# [Problem to work on]
Your response must consist of the listing below, repeated exactly.

BEGIN

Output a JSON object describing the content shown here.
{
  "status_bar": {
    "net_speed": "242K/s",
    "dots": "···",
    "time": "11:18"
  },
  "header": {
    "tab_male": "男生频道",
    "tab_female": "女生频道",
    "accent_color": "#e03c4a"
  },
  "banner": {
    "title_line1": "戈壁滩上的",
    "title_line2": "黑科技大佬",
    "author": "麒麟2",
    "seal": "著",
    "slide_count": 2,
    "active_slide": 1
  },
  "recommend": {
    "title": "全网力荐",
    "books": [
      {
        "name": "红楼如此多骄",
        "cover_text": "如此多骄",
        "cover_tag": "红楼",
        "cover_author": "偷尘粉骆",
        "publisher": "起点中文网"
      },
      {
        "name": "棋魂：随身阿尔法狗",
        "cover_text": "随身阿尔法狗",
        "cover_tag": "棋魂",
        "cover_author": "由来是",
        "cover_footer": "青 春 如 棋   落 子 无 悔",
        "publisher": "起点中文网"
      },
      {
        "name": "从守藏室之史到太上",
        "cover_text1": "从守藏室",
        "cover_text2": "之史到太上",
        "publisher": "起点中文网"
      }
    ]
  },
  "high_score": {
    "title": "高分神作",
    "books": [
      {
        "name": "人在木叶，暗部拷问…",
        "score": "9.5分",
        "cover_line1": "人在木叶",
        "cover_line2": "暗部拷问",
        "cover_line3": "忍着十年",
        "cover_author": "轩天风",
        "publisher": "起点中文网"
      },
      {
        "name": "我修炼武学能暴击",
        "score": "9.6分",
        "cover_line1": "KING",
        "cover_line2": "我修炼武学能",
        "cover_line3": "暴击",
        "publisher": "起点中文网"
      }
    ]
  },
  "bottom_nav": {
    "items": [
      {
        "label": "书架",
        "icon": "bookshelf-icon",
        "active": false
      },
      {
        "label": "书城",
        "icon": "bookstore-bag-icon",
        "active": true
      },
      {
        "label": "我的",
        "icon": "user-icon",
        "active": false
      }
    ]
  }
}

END

# [Result]
Output a JSON object describing the content shown here.
{
  "status_bar": {
    "net_speed": "242K/s",
    "dots": "···",
    "time": "11:18"
  },
  "header": {
    "tab_male": "男生频道",
    "tab_female": "女生频道",
    "accent_color": "#e03c4a"
  },
  "banner": {
    "title_line1": "戈壁滩上的",
    "title_line2": "黑科技大佬",
    "author": "麒麟2",
    "seal": "著",
    "slide_count": 2,
    "active_slide": 1
  },
  "recommend": {
    "title": "全网力荐",
    "books": [
      {
        "name": "红楼如此多骄",
        "cover_text": "如此多骄",
        "cover_tag": "红楼",
        "cover_author": "偷尘粉骆",
        "publisher": "起点中文网"
      },
      {
        "name": "棋魂：随身阿尔法狗",
        "cover_text": "随身阿尔法狗",
        "cover_tag": "棋魂",
        "cover_author": "由来是",
        "cover_footer": "青 春 如 棋   落 子 无 悔",
        "publisher": "起点中文网"
      },
      {
        "name": "从守藏室之史到太上",
        "cover_text1": "从守藏室",
        "cover_text2": "之史到太上",
        "publisher": "起点中文网"
      }
    ]
  },
  "high_score": {
    "title": "高分神作",
    "books": [
      {
        "name": "人在木叶，暗部拷问…",
        "score": "9.5分",
        "cover_line1": "人在木叶",
        "cover_line2": "暗部拷问",
        "cover_line3": "忍着十年",
        "cover_author": "轩天风",
        "publisher": "起点中文网"
      },
      {
        "name": "我修炼武学能暴击",
        "score": "9.6分",
        "cover_line1": "KING",
        "cover_line2": "我修炼武学能",
        "cover_line3": "暴击",
        "publisher": "起点中文网"
      }
    ]
  },
  "bottom_nav": {
    "items": [
      {
        "label": "书架",
        "icon": "bookshelf-icon",
        "active": false
      },
      {
        "label": "书城",
        "icon": "bookstore-bag-icon",
        "active": true
      },
      {
        "label": "我的",
        "icon": "user-icon",
        "active": false
      }
    ]
  }
}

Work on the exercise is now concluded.